Last, but not least, there is some aroma of chauvinism in the film. All the glorious things are done exclusively by men, while the few women are only there to take care of the kids.
Best scene: I liked it when Farmer takes his son out of school so the son can help Farmer along with the last of the rocket preparations. The teacher complains to Farmer that the kid is in the middle of studying history, and Farmer answers back that they are not studying history but rather studying how to read history. The scene demonstrates what my main quarrel with conventional education is and why I have lost most of my faith in it; it also adds tons of roundness to the development of Farmer’s film character.
Picture quality: Compression artifacts and dreadful color fidelity.
Sound quality: Pretty boring for most of the film, but the uplifting moments are well designed to uplift. It’s a pity that in order to emphasize those key moments the rest of the film had to suffer.
Overall: Astro Farmer has its deficiencies, but I have my own deficiencies and one of them is being a sucker for the feel good movie. A mediocre film that earns 4 out of 5 stars from me.

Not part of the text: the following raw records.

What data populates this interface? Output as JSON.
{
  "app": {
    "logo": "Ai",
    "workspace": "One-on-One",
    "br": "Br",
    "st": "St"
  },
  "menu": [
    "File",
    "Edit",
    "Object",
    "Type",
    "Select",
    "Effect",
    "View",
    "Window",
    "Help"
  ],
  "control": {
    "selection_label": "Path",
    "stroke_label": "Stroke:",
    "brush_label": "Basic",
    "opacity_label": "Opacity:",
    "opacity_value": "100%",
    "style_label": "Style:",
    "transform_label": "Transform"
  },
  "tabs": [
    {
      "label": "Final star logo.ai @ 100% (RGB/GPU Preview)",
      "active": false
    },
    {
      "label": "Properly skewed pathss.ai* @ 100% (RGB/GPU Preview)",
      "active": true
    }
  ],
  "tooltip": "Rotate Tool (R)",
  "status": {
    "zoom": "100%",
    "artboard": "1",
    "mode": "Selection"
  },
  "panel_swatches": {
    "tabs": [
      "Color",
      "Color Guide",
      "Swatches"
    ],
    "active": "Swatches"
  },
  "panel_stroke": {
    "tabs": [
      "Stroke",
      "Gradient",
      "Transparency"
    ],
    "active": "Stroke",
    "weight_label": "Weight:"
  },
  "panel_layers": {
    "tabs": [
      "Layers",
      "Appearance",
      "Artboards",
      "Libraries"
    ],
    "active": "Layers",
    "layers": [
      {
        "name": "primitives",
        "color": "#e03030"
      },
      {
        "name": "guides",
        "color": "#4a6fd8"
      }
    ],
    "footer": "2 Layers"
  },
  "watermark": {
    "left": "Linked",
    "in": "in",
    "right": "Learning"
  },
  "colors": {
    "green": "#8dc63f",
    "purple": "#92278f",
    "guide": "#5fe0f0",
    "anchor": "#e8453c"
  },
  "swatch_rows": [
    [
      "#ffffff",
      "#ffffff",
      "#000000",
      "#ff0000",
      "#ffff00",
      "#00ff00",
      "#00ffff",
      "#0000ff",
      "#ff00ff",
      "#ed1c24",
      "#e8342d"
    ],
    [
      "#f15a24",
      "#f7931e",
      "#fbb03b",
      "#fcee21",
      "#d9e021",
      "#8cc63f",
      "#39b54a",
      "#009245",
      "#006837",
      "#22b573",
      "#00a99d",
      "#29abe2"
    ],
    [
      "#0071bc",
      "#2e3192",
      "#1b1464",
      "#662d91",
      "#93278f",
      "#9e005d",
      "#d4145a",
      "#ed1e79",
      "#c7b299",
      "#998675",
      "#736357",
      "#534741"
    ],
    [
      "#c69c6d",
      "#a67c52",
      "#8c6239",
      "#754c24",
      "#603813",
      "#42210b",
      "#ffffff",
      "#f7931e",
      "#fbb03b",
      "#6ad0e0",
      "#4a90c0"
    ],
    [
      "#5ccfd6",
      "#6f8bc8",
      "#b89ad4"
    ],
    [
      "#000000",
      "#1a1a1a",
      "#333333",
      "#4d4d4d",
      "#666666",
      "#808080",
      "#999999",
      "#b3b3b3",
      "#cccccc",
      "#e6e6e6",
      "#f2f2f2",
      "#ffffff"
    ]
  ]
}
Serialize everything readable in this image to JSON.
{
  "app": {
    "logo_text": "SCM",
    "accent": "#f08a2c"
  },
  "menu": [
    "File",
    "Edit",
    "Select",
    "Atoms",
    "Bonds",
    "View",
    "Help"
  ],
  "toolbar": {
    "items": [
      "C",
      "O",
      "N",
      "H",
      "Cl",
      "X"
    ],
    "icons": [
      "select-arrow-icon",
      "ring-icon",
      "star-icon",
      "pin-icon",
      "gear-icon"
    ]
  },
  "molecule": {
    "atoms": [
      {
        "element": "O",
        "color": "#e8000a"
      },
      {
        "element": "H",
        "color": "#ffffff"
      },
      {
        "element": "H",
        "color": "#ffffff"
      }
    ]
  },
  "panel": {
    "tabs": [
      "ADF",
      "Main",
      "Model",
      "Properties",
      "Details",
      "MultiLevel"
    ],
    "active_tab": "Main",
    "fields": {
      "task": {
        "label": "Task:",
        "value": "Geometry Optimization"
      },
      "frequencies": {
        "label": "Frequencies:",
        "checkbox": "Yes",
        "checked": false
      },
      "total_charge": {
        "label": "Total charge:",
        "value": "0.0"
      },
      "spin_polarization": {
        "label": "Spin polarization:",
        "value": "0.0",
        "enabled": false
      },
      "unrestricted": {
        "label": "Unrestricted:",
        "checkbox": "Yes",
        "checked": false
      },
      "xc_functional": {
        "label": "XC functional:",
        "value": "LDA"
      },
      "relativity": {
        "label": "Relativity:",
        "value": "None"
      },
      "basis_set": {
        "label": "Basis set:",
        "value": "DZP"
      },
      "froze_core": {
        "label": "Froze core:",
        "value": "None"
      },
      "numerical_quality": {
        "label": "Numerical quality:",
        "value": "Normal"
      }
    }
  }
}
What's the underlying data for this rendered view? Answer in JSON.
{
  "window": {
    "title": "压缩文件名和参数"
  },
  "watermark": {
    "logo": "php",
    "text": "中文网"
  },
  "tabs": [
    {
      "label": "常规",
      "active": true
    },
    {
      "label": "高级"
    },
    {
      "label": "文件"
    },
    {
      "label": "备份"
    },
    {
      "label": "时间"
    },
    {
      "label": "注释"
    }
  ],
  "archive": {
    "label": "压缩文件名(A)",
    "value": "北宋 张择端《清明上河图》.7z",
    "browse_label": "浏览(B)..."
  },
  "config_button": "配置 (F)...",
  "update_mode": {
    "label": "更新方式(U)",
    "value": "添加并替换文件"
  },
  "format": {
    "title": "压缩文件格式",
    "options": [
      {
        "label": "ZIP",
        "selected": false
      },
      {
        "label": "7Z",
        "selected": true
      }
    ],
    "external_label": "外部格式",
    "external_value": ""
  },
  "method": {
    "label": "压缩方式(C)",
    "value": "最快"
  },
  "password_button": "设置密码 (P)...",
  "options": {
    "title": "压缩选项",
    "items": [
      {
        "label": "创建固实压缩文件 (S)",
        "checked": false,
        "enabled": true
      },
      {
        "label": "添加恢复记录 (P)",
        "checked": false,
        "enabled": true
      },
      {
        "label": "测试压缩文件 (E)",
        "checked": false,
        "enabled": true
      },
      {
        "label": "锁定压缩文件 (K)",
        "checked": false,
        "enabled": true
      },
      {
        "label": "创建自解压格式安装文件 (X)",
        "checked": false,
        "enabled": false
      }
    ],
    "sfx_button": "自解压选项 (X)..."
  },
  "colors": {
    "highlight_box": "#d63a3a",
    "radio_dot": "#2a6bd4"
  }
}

4 comments:

Uri E. said...

The message of the film is that if you try hard enough, if you really make an effort, it’s more important than any intelligence or talent.
You’d understand it better if you’d read more Scientific American articles.

BTW, do you remember Heinlein’s Farmer in the Sky?

Moshe Reuveni said...

I accept your criticism: too many of my recent posts are to do with Scientific American articles. The reason for that is simple: In a routine where my day is made of work, looking after Dylan, and then a couple of hours for myself/ourselves before going to bed stupidly tired, excitement is lacking. Sciam does fill the gap, to one extent or another: I read it regularly over lunch at work (mainly because it's hard to keep a book open while eating but it's easy to do the same with a magazine). Thus Sciam is the closest I get to out-worldly experiences.

As for Astro Farmer.
I agree with your point about the film's message. I think I even said the same thing, albeit using different wording. There are a couple of "buts", though:
1. There is a significant non-conformism element to the film (as demonstrated by the scene I picked as best).
2. The notion that enough effort can take you out of this world and all it takes is enough trying is wishful thinking propaganda. As I have said, a Sudanese refugee will never become an astronaut no matter how hard he/she tries; it's to do with their circumstances. And as I have already said, I don't know anyone who can go out to space on their own, no matter how much effort they put into it; I suspect that is exactly why Astro Farmer never delved into the mechanics of building the rocket and its guiding systems and solved the flying part by making the hero a fighter pilot.

Finally, I don't recall the Heinlein book. What is it called in Hebrew?

Uri E. said...

something like "towards the 21st century" (''El HaMe'a Ha-21'').
A teenager and his family move to Jupiter’s moon Ganymede to become farmers.

Moshe Reuveni said...

There's a ring of familiarity to it, but just a simple ring (say, one of the Dwarf Lords' seven).